1210, 2011

What Is The Difference Between Cranial Osteopathy And Cranio-Sacral Therapy?

By |October 12th, 2011|FaQs|Comments Off on What Is The Difference Between Cranial Osteopathy And Cranio-Sacral Therapy?

All Osteopaths complete up to 5 years medical degree training and in South Africa are registered with the Allied Health Professions Council of South Africa .This qualifies them to practice osteopathy and in South Africa under the title of Doctor.

The basic training of cranial osteopathic technique is given during the medical degree, but some Osteopaths specialise at post graduate level. Guy has attained a Diploma in Paediatric Osteopathy at the Osteopathic Centre for Children, UK which included experience at Barnet General Hospital’s neonatal intensive care unit and children’s wards.

In the 1970’s Cranio-Sacral therapy embraced these osteopathic techniques. However, most Cranio-Sacral Therapists are not Osteopaths, and not all therapists have a background in anatomy, physiology, pathology, diagnosis and biomechanics. Therefore they are unable to offer a valid working diagnosis which is essential prior to application of treatment. In general CST’s focus is on relaxing the person rather than actually making a clinical change in a specific type of clinical presentation. It is for this reason their lack of training for differential diagnosis, being able to assess pathology, and know who and when to refer, has been questioned

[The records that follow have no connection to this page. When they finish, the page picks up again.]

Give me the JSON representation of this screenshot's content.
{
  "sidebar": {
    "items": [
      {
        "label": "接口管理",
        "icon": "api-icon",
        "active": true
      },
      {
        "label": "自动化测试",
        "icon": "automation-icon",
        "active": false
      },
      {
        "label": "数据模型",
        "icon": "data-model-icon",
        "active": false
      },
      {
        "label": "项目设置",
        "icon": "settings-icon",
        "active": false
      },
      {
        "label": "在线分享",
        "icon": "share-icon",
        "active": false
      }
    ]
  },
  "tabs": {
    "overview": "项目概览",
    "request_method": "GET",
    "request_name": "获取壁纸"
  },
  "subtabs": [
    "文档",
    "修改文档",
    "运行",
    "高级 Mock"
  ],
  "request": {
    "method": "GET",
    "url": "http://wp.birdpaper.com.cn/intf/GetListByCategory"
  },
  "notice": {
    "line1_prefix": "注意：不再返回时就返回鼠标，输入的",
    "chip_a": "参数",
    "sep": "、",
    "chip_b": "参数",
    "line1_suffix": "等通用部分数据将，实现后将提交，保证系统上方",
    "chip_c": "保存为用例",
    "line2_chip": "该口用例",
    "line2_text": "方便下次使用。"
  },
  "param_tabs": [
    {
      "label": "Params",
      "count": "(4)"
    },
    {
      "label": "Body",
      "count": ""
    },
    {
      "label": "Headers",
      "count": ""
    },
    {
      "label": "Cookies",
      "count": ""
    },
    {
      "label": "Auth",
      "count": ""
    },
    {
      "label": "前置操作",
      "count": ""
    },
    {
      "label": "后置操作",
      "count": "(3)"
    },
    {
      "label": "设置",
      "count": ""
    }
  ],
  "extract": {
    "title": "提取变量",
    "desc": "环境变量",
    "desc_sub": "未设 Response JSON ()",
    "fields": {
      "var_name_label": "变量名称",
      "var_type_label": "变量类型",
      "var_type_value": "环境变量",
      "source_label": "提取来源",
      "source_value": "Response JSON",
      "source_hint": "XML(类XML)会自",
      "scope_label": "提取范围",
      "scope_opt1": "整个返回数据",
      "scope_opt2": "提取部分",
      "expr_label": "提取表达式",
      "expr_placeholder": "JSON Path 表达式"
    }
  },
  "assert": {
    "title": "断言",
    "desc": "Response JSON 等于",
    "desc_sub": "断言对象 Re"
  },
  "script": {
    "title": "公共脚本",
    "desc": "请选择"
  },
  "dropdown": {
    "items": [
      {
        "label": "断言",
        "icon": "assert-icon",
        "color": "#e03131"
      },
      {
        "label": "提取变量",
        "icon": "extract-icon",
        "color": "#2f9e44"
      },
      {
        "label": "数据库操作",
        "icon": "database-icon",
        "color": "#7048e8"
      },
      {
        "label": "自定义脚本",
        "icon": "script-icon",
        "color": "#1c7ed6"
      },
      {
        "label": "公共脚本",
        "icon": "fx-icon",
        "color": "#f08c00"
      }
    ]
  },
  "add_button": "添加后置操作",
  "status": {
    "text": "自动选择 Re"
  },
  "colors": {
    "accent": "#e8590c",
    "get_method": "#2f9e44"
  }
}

Osteopathic treatment and ergonomic appraisal of your work station will enable the body to heal itself, thus enhancing work performance and minimizing the likelihood of recurrence.


309, 2011

Cranial Osteopathy

By |September 3rd, 2011|Uncategorised|0 Comments

Cranial Osteopathy is a very subtle and gentle approach to the treatment of the whole body (not just the head as the name implies). Cranial Osteopathy examines the complex structure of the head in detail and its considerable influence on the health of the whole body via its connection to the spine.

The skull is formed of 23 separate bones and in an adult these bones are intricately joined to allow very slight movement to accommodate fluid motion within and around the brain.

A baby’s skull is quite different and is more like a membranous bag with bony stiffening within it. The cranial vault bones (top of the head) allow enormous shape change while still protecting the delicate brain on route through the birth canal. At the same time the bones of the cranial base (bottom of the head) are stronger as they take maximum compression during birth and need to protect the most vulnerable parts of the brain.

The anatomy of the skull is complex and therefore a cranial Osteopath requires considerable post graduate training. Guy has benefited from years of experience and study at the Osteopathic Centre for Children, London, UK, following graduation of an osteopathic medical degree